We want a more strategic approach so that we can improve on that. The learning and development of those who are in charge of impact assessments and in charge of participation and engagement with the public is paramount on issues that relate to that demographic. We have to make sure that we are up to speed on what anti-racism looks like within participation. What are the things that we need to consider? Maybe we need a British Sign Language interpreter. What are the issues relating to white privilege? What are the barriers that people face to participation?
We cannot go forward unless we get those things in place. There is a structure there to improve things and to put those things in place, it is just about the actionable part—we have mentioned the implementation gap before.

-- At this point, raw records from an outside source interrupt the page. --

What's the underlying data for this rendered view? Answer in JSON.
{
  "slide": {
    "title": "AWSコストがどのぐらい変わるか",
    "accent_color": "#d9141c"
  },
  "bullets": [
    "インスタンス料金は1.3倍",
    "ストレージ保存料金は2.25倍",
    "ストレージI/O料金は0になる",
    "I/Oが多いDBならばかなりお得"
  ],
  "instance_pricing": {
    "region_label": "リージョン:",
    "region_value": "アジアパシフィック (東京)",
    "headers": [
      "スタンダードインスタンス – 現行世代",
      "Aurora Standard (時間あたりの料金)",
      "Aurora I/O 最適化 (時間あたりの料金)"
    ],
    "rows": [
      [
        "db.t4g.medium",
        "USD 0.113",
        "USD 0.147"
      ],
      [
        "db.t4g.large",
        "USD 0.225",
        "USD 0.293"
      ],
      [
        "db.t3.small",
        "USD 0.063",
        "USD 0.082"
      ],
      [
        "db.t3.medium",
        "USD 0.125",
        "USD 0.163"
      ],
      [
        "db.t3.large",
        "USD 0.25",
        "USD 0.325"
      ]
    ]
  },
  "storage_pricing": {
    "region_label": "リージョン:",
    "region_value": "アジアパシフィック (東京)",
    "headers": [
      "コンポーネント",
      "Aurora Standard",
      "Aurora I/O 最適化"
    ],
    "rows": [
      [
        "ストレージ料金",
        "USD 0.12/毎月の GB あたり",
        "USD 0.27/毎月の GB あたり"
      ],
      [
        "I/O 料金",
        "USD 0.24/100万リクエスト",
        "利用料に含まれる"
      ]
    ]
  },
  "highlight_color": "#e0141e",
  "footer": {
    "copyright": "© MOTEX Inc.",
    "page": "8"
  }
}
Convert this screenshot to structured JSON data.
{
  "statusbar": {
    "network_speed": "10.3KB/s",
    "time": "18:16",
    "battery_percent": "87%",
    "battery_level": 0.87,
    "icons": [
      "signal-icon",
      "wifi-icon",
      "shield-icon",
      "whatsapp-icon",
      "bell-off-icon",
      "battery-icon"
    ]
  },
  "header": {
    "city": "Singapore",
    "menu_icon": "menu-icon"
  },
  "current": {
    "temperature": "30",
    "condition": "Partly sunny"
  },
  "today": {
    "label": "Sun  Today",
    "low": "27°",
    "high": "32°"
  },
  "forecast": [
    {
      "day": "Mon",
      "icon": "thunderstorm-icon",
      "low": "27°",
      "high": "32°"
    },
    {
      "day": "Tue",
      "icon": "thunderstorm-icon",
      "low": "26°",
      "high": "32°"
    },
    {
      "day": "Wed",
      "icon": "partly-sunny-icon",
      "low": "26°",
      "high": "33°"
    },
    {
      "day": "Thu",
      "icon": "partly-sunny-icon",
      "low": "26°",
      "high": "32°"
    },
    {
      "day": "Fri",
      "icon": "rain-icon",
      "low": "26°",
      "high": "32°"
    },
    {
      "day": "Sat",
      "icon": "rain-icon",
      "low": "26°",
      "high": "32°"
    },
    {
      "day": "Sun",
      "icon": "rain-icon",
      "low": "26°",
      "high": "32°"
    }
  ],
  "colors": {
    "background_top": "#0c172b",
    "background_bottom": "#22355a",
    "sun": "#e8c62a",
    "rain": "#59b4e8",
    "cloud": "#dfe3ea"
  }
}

For me, that is where the implementation gap is—there is a lot within the decisions and the “Equality and Fairer Scotland Budget Statement 2023-24” about how things are, but there is not a lot about why or about what we are going to do about it and, as I have said, that is the crux of the matter.
I would agree with what has been said by the other panel members about outcomes; we just need to fix that capacity building around outcomes. We have our national performance framework, the programme of governance, and our budget. However, we need to increase awareness and understanding of human rights; our outcomes are a realisation of human rights. People need to realise that human rights are not political; they are legal obligations, with or without the incorporation bill. The bill improves accountability and develops that minimum core that we were talking about but, regardless of that, we still have legal obligations. A lot of the time, the issue of human rights runs the risk of becoming a political pawn—that will not improve outcomes for our country or for the people in it.
Thank you, Clare; that is really helpful.
Thanks to everyone. We will wrap things up there. We would have liked to cover one or two other areas, but I think that we have done pretty well.
I thank all three of our witnesses for staying so far beyond the hour that we had anticipated. This has been a really useful session that has given us lots to think about. The committee will discuss its next steps in private session.
That concludes our formal business for this morning. We now move into private session to consider the remaining items on our agenda.11:35 Meeting continued in private until 11:52.